But don’t worry, you can book a certified electrician to carry out the inspection. The inspection takes less than six hours, depending on the number of installations and their testing procedures. Each specific item is assigned a code upon inspection, which lets you know whether any action must be taken to ensure electrical safety. There are four codes in an EICR test; C1 means the installation in question is considered an electrical hazard and must be repaired or replaced immediately. A C2 shows potential to malfunction and early signs of an electrical fault in the installation.
Further action should be taken to prevent accidents with C2 designated installations. C3 is the green code, so to speak, but the electrician will still let you know about tips on how to improve its electrical safety. The last designation, F1, means the test has produced unsatisfactory results and must be subject to more thorough investigation within 28 days. The same period of action applies to C2 designations. Once you sort out the issues highlighted by the test, you will be handed an EICR certificate that confirms your observation of regulations. You must provide the housing authority and tenant within 28 days of receiving the report.
Who can perform certified electrical checks for Landlords?
A qualified electrician can issue a valid EICR. A registered electrician can carry out the tests with competence and provide an overview of the electrical safety in your building. However, if the electrician doesn’t test the installation thoroughly and issues a false C3 code, you could end up with a major electrical accident. So make sure you choose a reliable and trustworthy electrician to carry out your EICR test.

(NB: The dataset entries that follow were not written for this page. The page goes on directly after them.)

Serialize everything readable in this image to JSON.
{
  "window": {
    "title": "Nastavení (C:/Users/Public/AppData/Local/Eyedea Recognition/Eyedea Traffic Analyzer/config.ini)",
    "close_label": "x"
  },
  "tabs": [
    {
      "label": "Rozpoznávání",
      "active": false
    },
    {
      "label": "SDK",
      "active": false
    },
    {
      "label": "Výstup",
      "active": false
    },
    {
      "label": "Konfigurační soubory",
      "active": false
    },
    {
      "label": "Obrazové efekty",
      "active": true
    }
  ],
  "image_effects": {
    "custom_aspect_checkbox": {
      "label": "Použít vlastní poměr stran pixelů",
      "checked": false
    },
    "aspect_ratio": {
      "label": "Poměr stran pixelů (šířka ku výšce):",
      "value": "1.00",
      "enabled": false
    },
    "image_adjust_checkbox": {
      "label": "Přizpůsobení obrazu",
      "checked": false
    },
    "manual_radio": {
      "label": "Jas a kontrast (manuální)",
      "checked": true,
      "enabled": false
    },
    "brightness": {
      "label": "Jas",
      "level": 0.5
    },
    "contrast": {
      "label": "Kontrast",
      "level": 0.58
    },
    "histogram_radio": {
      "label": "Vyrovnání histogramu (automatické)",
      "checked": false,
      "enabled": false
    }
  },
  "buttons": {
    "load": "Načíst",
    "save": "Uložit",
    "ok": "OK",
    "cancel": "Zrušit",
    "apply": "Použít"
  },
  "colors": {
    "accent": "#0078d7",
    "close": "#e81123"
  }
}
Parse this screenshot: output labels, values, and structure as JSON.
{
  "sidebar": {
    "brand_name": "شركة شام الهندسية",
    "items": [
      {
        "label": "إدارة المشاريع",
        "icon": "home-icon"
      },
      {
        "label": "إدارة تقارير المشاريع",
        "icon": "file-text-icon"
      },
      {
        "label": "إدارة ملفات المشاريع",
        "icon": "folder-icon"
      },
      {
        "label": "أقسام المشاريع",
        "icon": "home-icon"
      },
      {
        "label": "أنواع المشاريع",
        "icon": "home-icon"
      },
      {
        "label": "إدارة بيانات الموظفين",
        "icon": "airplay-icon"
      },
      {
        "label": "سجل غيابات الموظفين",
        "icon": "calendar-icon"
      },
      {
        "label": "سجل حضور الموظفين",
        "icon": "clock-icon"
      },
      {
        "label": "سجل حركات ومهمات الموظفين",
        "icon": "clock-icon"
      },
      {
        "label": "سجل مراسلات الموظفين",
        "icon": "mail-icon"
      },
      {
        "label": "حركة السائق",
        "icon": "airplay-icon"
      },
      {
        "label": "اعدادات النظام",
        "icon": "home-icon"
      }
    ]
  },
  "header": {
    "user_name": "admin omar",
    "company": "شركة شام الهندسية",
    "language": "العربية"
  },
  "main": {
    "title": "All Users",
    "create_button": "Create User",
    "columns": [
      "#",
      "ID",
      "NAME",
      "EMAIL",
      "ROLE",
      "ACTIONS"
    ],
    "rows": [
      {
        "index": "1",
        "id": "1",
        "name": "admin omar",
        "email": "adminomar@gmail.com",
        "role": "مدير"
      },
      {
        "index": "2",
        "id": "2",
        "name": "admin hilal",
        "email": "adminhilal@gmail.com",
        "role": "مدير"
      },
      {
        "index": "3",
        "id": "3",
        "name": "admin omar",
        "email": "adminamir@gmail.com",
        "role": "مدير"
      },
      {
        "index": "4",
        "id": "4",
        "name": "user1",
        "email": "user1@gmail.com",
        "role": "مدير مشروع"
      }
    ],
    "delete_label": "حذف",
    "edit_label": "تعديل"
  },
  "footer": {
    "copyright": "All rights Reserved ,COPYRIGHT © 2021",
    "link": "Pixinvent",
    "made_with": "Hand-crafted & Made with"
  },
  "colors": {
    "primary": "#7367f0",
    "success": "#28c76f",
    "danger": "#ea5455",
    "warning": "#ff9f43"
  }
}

What happens if a landlord violates Electrical Safety Standards?
After the June 1st implementation of Electrical Safety Standards in the Private Rented Sector (England) Regulations 2020, electrical testing for landlords has become an obligation, and violation in observing the regulation can lead to legal repercussions. If the violations are proven in court, the landlord in question could be fined up to thirty thousand pounds.
Although that is a worst-case scenario, the local housing authority first issues a notice informing the landlord of their breach of regulations. If the landlord doesn’t reply in 28 days with an intent to remedy the electrical issues, the local authority usually arranges for remedial work with the tenant’s consent. The costs, however, will be forwarded to the landlord. Further legal action can be taken to appeal this decision. However, it is unlikely to result in compensation for the landlord.
What are the tenants supposed to do to observe regulations?
The tenants are not required to perform regular inspections of electrical installations. Still, if any electrical issues occur in a rented property, they must inform the landlord promptly, which calls for an electrical check for landlords. The tenants also hold the right to grant access to the property for repairs and can legally prohibit electricians from entering their house. They are also responsible for their own appliances and any harm or electrical damages traced back to their device.
What is a PAT test?
Portable Appliance Testing is not a requirement in electrical testing for landlords. Still, if you’re providing furbished apartments for rent, it ensures the safety of appliances like washing machines, dishwashers, and other small electrical appliances. PAT testing is mandatory for HMO landlords or houses in multiple occupations.